On a completely unrelated note, in Numbers 21:7-9, God commands Moses to make a graven image of something on Earth. Specifically, a brass snake on a pole that will later be given the name Nehushtan. But not just any brass snake on a pole, no this is a magic brass snake on a pole! If an Israelite becomes bitten by one of those awful fiery snakes that God sent to kill the Israelites, they may look upon the magic snake and instantly be cured!

Here’s another idea, just throwing it out there, how about, instead of making a magical antidote idol that can cure the killing bite of a fiery serpent, why not just REMOVE THE DAMN FIERY SERPENTS! Or hey, why not take away their fangs? Why not make them exhibit the same docile behavior many Christians claim of the animals in the Garden of Eden and on Noah’s Ark? God prevented them from biting back then, why not now? Or here’s a huge stretch—why not do just one thing that doesn’t remind us of an off-midway carnie trick?

Anyway, if these are nothing more than mundane venomous snakes, then a mundane brass sculpture will be as useful at treating the venom as a homeopathic tincture is at treating, well, anything.



Tom writes:

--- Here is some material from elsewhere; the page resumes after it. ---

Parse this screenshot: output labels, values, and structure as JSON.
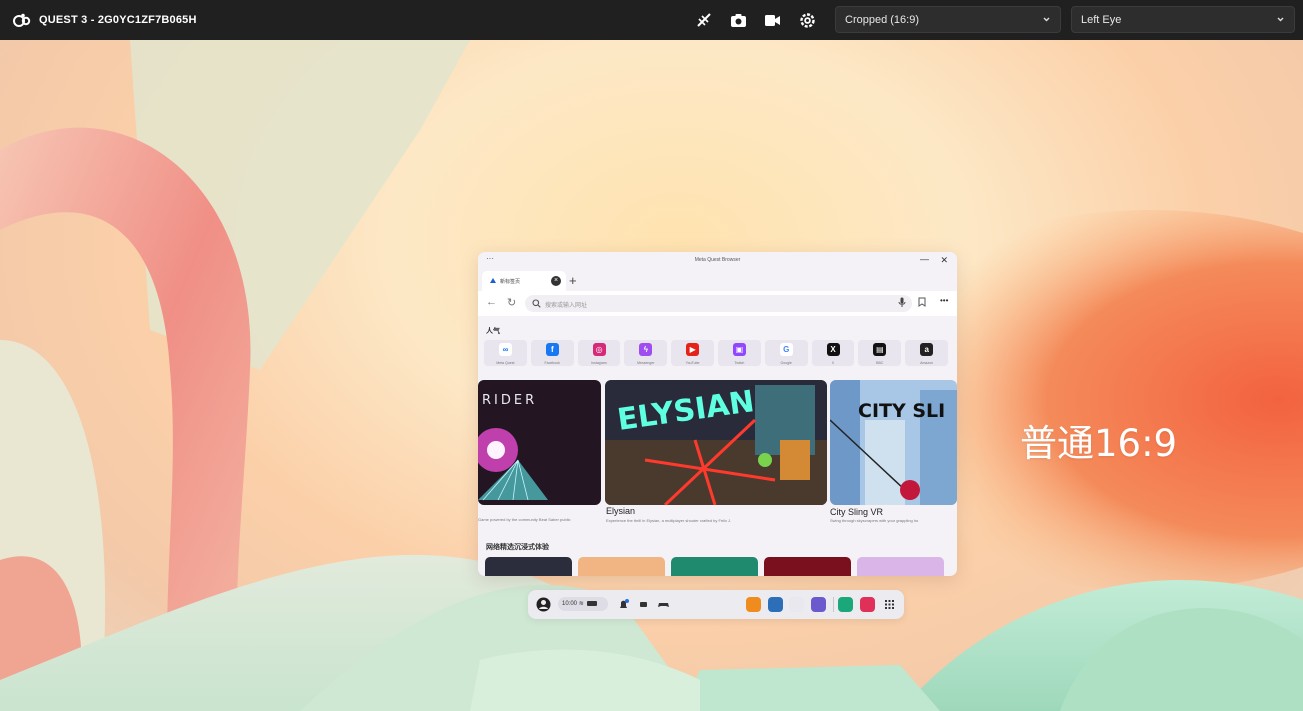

Though caduceus medical symbol has two snakes, Hermes' rod only had one. Are the Isrealites trying to take credit for it? Just wondering.


Oh the irony!